Ruchira Paul at Accidental Blogger:
The very title of Hedina Tahirovic Sijercic’s Dukh/Pain draws me as an Indian to this book of poems. The bi-lingual title does not merely suggest a linguistic proximity to Indian languages but much more. Philosophically, the word “dukh” echoes the cultural import of the Buddhist/ Pali word “dukkha.” The word “pain” gets loaded with greater meaning and intensity, linked side by side with “dukh”.

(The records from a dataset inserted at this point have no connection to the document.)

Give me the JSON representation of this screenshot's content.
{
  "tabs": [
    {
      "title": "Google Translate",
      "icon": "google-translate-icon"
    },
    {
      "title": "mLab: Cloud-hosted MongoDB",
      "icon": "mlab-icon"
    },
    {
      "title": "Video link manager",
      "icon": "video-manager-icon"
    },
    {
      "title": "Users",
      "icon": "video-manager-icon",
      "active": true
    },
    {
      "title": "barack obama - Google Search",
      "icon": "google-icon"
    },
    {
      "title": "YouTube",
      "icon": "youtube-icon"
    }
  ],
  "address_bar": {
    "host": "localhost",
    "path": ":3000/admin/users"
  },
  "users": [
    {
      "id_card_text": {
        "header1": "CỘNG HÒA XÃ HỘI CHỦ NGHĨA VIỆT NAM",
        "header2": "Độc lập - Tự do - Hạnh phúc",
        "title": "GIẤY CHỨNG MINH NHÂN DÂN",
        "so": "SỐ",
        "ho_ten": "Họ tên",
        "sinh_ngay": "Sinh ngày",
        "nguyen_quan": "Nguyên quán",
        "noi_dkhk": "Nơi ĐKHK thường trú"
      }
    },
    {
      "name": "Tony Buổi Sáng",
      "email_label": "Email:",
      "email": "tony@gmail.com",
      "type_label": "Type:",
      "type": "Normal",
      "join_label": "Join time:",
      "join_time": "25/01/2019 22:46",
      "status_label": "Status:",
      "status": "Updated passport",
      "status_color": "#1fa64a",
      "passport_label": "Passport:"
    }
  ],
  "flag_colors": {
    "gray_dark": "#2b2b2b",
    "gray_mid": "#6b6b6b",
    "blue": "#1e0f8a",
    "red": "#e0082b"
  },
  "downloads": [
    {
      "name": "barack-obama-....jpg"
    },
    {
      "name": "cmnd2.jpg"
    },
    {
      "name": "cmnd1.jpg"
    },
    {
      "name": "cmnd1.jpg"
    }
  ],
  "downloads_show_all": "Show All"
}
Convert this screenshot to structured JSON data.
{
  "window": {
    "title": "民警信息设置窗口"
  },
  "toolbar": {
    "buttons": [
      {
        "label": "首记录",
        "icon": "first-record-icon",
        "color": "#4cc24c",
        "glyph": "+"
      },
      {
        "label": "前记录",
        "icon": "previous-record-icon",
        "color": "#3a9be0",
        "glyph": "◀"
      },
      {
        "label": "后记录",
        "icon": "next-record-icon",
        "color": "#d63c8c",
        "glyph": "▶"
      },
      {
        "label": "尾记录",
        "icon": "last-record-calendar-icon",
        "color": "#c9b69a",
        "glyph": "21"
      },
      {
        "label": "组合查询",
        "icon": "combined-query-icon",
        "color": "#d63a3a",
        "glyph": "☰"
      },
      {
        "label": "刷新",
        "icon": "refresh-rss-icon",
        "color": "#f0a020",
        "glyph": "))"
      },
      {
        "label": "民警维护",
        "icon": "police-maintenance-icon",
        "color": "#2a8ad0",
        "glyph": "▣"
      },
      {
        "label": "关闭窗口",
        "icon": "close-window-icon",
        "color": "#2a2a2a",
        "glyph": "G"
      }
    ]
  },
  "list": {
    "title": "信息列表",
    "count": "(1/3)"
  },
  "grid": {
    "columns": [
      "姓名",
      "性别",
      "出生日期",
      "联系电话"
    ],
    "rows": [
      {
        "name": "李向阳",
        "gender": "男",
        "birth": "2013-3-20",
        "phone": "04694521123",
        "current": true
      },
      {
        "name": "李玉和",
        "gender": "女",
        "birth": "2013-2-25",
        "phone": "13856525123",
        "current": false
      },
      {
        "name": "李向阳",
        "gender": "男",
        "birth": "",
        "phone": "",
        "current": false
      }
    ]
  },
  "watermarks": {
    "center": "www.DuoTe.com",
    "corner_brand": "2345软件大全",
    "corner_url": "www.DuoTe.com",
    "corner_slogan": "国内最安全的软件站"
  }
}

The simplicity of Hedina’s poems is indeed deceptive. These poems reflect the dukh of a long history of discrimination, persecution and prejudice against the “wandering” Roma. But even while they have been on the move, they have carried within themselves their beliefs, myths, way of life and even superstitions. While Hedina’s poems celebrate harmony with the non-Roma people in a dream, they also play with the metaphor of “fleeing” from the nightmare of being bitten by “Big-headed, winged, red insects” (“I Flee”). The continuous persecution of the Roma is recorded in the history of their expulsions, through the “Caravan Law” of Hamburg, their exclusion from social life, denial of social welfare and a whole series of humiliations suffered in Europe and elsewhere.